Do you have to setup an AD domain… no. It is much simpler to manage systems using an AD domain, but adds a different layer of complexity in managing the AD domain. This requires that all of your systems be Windows XP Professional.
Using a workgroup requires additional work on your part to prepare a configuration and then deploy that configuration to each system.
But, first you did not say which version of Windows XP, so there are two cases.
Case 1: Windows XP Professional
You can use the Local Group Policy on one system to set up the Local Group Policy settings to your needs. You can then copy the local policy files to the target systems. Copy the entire contents of “c:windowssystem32grouppolicy” from the computer you created the local GPO to all the other systems into the same directory. Reboot to take effect.
Starting the local Group Policy Editor
START | RUN – enter GPEDIT.MSC – press enter/click OK
Note that not all domain GPO settings are available as local GPO settings and not all local GPO settings are available as domain GPO settings.
For any additional settings from the AD domain based GPO settings you can look up the setting and find the registry key for the setting. Microsoft has spreadsheets listing the AD domain GPO settings and the registry keys that are set for download. Then either create a script to set the registry settings or a reg file with the settings to be imported.
Once you have all the pieces you can then copy these to the target computer and set that computer up.
Case 2: Windows XP Home

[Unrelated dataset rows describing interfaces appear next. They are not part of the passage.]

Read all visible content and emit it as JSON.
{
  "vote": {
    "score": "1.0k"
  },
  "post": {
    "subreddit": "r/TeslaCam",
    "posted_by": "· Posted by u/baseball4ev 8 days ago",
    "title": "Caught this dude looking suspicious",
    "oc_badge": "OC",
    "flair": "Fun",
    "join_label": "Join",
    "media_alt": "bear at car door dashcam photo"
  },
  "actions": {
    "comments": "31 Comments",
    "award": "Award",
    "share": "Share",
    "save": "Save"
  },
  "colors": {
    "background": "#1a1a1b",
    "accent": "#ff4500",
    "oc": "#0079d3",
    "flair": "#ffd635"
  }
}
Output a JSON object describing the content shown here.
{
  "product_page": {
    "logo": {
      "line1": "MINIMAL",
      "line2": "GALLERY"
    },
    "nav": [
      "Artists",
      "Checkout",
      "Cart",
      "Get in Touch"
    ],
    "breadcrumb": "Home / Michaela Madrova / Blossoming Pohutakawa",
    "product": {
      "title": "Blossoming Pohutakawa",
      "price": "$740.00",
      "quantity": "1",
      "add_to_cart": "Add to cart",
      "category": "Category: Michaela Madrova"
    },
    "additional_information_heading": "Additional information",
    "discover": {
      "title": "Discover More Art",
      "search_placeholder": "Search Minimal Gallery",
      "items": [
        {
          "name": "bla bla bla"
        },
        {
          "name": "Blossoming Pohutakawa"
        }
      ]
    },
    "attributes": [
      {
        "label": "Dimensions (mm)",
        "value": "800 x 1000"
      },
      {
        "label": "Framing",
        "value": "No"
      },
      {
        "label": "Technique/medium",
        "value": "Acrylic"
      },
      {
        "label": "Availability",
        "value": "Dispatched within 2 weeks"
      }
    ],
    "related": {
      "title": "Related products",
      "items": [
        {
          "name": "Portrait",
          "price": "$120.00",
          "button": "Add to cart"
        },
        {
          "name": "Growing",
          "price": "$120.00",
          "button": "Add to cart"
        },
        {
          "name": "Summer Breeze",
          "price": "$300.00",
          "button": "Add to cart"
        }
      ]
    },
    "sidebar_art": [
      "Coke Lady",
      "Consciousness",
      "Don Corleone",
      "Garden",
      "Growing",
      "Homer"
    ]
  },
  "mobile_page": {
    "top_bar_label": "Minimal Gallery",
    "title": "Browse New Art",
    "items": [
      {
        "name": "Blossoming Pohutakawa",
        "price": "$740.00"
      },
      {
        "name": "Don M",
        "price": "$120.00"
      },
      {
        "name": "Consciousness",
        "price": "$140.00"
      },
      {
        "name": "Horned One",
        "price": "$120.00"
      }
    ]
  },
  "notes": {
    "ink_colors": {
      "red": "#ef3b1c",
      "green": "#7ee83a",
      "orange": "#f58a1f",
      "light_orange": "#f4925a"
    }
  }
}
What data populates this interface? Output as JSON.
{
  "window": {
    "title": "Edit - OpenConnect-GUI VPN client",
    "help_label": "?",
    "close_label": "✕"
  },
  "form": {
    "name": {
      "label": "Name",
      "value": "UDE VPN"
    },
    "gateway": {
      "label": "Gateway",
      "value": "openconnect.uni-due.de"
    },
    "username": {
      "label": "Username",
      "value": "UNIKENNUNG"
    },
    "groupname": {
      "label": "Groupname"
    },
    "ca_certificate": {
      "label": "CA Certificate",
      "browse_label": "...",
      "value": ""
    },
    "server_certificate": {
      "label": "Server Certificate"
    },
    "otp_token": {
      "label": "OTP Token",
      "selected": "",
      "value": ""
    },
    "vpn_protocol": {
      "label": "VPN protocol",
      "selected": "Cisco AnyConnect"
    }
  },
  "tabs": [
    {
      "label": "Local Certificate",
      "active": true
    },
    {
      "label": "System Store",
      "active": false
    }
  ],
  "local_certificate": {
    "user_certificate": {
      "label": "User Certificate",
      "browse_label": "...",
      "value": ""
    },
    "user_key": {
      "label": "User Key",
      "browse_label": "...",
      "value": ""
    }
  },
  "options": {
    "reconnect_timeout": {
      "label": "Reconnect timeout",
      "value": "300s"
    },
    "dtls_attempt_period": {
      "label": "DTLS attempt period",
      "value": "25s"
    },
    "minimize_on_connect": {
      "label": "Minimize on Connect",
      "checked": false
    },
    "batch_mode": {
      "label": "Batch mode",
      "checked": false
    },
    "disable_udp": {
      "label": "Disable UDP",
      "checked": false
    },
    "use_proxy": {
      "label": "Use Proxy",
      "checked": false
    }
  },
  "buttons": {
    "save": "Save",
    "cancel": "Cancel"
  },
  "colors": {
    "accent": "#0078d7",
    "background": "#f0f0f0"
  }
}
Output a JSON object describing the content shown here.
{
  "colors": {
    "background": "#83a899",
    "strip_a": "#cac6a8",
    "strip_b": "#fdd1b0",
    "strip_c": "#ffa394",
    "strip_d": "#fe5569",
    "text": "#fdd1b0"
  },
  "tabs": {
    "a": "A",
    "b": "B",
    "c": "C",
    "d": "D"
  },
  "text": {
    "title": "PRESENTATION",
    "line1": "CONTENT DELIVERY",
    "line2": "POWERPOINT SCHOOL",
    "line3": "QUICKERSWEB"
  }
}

For the Windows XP Home version your only option is to create a script or reg import to set the registry values that match the settings.
Windows XP Home cannot join an AD domain. You will need to upgrade the systems to Windows XP Professional if you go the AD domain route.
How To Use the Group Policy Editor to Manage Local Computer Policy in Windows XP